Ethiopian spice exporter discovers new markets in Africa

Senai Wolderufael is the 27 year-old Ethiopian entrepreneur behind Feed Green Ethiopia Exports. Prior to starting the company in 2012, Wolderufael was a customer service agent at Ethiopian Airlines where he noticed members of the Ethiopian diaspora carrying bags full of Ethiopian spice blends – such as Berbere and Shiro – when travelling back to the west.

Senai Wolderufael, founder of Feed Green Ethiopia Exports

Senai Wolderufael, founder of Feed Green Ethiopia Exports

Seeing the demand, Wolderufael had the idea to get his export business licence and produce Ethiopian spice blends to supply his countrymen living in the US and Europe.

Wolderufael and his business partner, Eyob Weldegabriel, started Feed Green Ethiopia Exports with less than US$2,000 startup capital. The company has since found new export markets for its spices and processed food products in Africa, and has also recently decided to start exporting Ethiopian coffee. How we made it in Africa speaks to Wolderufael about the potential he sees for the business in Africa, and what it is like to be a young entrepreneur in Ethiopia.

When you initially started your company, you were catering purely to the Ethiopian diaspora but have since started exporting your spices to other African countries. Tell us about this potential.

We were targeting Ethiopian restaurants all over the world, shipping them processed food products and spices.
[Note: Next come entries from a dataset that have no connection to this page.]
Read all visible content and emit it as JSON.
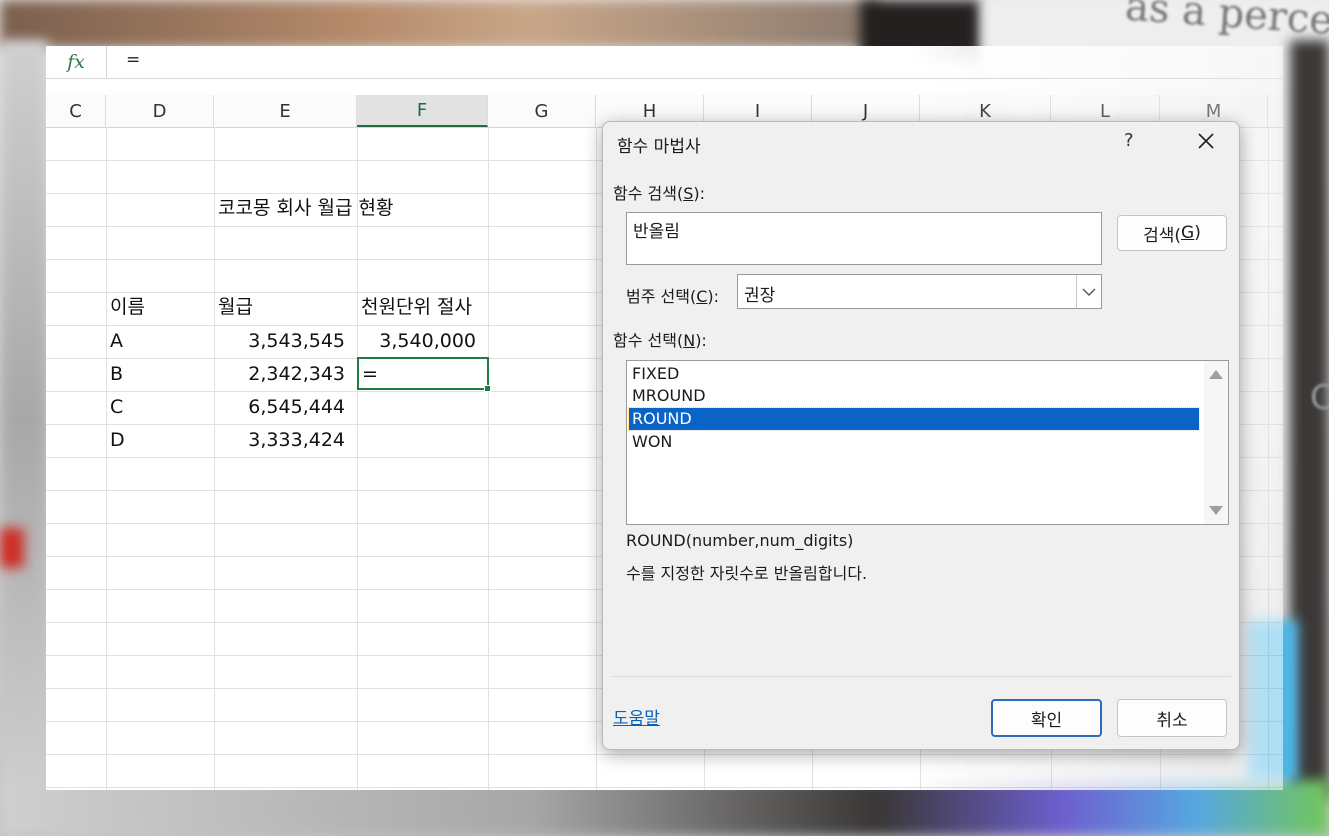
{
  "formula_bar": {
    "fx": "fx",
    "formula": "="
  },
  "columns": [
    {
      "letter": "C",
      "active": false
    },
    {
      "letter": "D",
      "active": false
    },
    {
      "letter": "E",
      "active": false
    },
    {
      "letter": "F",
      "active": true
    },
    {
      "letter": "G",
      "active": false
    },
    {
      "letter": "H",
      "active": false
    },
    {
      "letter": "I",
      "active": false
    },
    {
      "letter": "J",
      "active": false
    },
    {
      "letter": "K",
      "active": false
    },
    {
      "letter": "L",
      "active": false
    },
    {
      "letter": "M",
      "active": false
    }
  ],
  "sheet": {
    "title": "코코몽 회사 월급 현황",
    "headers": {
      "name": "이름",
      "salary": "월급",
      "rounded": "천원단위 절사"
    },
    "rows": [
      {
        "name": "A",
        "salary": "3,543,545",
        "rounded": "3,540,000"
      },
      {
        "name": "B",
        "salary": "2,342,343",
        "rounded": "="
      },
      {
        "name": "C",
        "salary": "6,545,444",
        "rounded": ""
      },
      {
        "name": "D",
        "salary": "3,333,424",
        "rounded": ""
      }
    ]
  },
  "dialog": {
    "title": "함수 마법사",
    "help_symbol": "?",
    "search_label": "함수 검색(",
    "search_key": "S",
    "search_value": "반올림",
    "search_button": "검색(",
    "search_button_key": "G",
    "category_label": "범주 선택(",
    "category_key": "C",
    "category_value": "권장",
    "function_label": "함수 선택(",
    "function_key": "N",
    "functions": [
      "FIXED",
      "MROUND",
      "ROUND",
      "WON"
    ],
    "selected_function": "ROUND",
    "signature": "ROUND(number,num_digits)",
    "description": "수를 지정한 자릿수로 반올림합니다.",
    "help_link": "도움말",
    "ok_button": "확인",
    "cancel_button": "취소"
  },
  "background": {
    "text": "as a percentag",
    "letter": "C"
  },
  "colors": {
    "excel_green": "#1f7a45",
    "selection_blue": "#0a64c8",
    "link_blue": "#0a5fb7"
  }
}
We then moved onto international clients who are not Ethiopians, shipping them internationally known spices like black cumin, caraway seeds, ginger and the like. We started to learn that some African countries actually import some of these spices from Asia, which we can easily supply at good quality and at a better price. We now know that even Africa is a huge market for our products. So this led us to [see] the huge potential market some African countries like Nigeria and Ghana possess, so we also started [focusing] on that too.

Where do you source your spices from?

We get our spices straight from farmers on their farms. We offer them good prices if they give us good quality. With this we developed a good business relationship with our suppliers; they understand us, as we understand them. We collect the spices and then process them further – we wash them, dry them, inspect them by hand, and then we pack them. For our dry food items, we have our own production in two of our production facilities in Addis Ababa. Production of our dry food items takes up to 20 days depending on the quantity.

What are some of the challenges you face as an entrepreneur in Ethiopia?

As a business in Ethiopia we faced many challenges. One of the main challenges we face every day would be a lack of information. Since Ethiopia is a developing country, rules and regulations change frequently, and we will learn of the changes when we face them, or when the rules apply to us, and that causes us to delay on delivery of shipments. We also face some challenges like price fluctuation, infrastructure and logistical problems which are understandable as we live in Ethiopia. But as an exporter we also get benefits from the government, as the government appreciates and helps exporters.

Do you think it is becoming easier or more difficult to be an entrepreneur in Ethiopia?

I believe it’s easier to be an entrepreneur in Ethiopia, as the country has a huge potential, and the country is developing very fast. This opens up many opportunities for young people like us to start something that can help themselves and their country.

What characteristics do you think make a good entrepreneur?

I believe an entrepreneur should be strong, hard working, patient, a risk taker, a person who can see things from a wide perspective, a person who can forecast the future and a person who is not afraid.

Where would you like to see you and your company in five to 10 years?

After 10 years, I see Feed Green Ethiopia Exports becoming one of the largest food companies on the continent. When we started in January 2013, we started with less than $2,000, but at the end of December 2013, we had a revenue of more than $100,000. This gave us a big morale [boost] to go further, and we are working hard to triple our revenue by the end of this year. And as of April 2014, we will enter into the huge coffee market. Ethiopian coffee is one of the best qualities in the world and the country is number one in Africa for exporting coffee… So currently, we have three projects at hand: international spices, Ethiopian processed food products and now coffee. I guess we will have to see what the next decade holds for Feed Green Ethiopia Exports.